*Task statement*
All lines from the one that contains "Decode this image" through the final line of the entries must be repeated exactly. No other lines belong in the output.

☆ ☆ ☆ ☆ ☆ ☆ ☆

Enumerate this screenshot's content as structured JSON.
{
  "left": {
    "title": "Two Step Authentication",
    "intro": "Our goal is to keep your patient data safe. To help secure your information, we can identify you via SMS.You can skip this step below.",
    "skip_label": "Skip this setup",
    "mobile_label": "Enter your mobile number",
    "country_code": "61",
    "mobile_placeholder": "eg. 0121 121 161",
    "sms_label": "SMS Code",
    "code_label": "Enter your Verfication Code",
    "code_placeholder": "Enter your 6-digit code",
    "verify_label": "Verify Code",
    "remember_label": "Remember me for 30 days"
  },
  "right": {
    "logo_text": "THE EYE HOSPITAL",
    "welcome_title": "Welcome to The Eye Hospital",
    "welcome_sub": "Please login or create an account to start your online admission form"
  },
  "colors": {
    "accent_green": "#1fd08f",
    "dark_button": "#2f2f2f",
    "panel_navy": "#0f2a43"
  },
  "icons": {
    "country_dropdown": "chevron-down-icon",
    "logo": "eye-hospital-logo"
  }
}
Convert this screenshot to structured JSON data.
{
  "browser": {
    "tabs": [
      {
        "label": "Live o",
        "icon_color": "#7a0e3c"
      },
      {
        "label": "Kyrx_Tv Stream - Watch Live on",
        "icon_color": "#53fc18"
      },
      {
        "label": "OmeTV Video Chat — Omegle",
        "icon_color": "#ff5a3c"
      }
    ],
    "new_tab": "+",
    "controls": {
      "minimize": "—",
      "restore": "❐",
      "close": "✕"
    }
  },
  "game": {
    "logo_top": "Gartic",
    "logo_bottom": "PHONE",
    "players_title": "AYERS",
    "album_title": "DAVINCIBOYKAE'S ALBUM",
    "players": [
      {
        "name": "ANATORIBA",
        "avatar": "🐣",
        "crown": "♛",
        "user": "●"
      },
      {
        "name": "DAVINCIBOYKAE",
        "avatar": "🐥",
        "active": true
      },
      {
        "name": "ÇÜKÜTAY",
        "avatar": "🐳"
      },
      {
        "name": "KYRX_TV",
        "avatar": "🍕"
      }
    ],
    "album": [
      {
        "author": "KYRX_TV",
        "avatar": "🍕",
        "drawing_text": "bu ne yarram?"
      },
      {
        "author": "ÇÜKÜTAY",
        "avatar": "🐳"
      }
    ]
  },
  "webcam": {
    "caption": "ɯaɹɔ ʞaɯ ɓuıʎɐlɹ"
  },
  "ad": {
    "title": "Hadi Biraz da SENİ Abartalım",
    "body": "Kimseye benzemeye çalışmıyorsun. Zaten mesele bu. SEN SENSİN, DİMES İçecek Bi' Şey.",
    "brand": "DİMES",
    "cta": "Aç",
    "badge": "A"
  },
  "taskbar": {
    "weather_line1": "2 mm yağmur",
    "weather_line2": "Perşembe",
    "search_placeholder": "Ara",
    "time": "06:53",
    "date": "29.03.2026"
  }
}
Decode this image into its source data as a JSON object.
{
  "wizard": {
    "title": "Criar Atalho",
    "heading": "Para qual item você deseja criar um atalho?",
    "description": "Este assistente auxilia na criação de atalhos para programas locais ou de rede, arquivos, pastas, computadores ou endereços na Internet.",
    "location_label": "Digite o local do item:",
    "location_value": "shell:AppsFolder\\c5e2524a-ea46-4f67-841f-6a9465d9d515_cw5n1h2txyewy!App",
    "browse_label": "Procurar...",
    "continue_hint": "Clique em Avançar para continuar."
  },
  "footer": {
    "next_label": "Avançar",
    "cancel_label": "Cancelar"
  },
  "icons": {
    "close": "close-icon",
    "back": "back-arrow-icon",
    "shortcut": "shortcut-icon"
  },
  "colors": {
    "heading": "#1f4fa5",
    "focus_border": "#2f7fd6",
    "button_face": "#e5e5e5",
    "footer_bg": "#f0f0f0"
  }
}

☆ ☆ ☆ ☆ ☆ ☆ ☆

*Written reply*
Decode this image into its source data as a JSON object.
{
  "wizard": {
    "title": "Criar Atalho",
    "heading": "Para qual item você deseja criar um atalho?",
    "description": "Este assistente auxilia na criação de atalhos para programas locais ou de rede, arquivos, pastas, computadores ou endereços na Internet.",
    "location_label": "Digite o local do item:",
    "location_value": "shell:AppsFolder\\c5e2524a-ea46-4f67-841f-6a9465d9d515_cw5n1h2txyewy!App",
    "browse_label": "Procurar...",
    "continue_hint": "Clique em Avançar para continuar."
  },
  "footer": {
    "next_label": "Avançar",
    "cancel_label": "Cancelar"
  },
  "icons": {
    "close": "close-icon",
    "back": "back-arrow-icon",
    "shortcut": "shortcut-icon"
  },
  "colors": {
    "heading": "#1f4fa5",
    "focus_border": "#2f7fd6",
    "button_face": "#e5e5e5",
    "footer_bg": "#f0f0f0"
  }
}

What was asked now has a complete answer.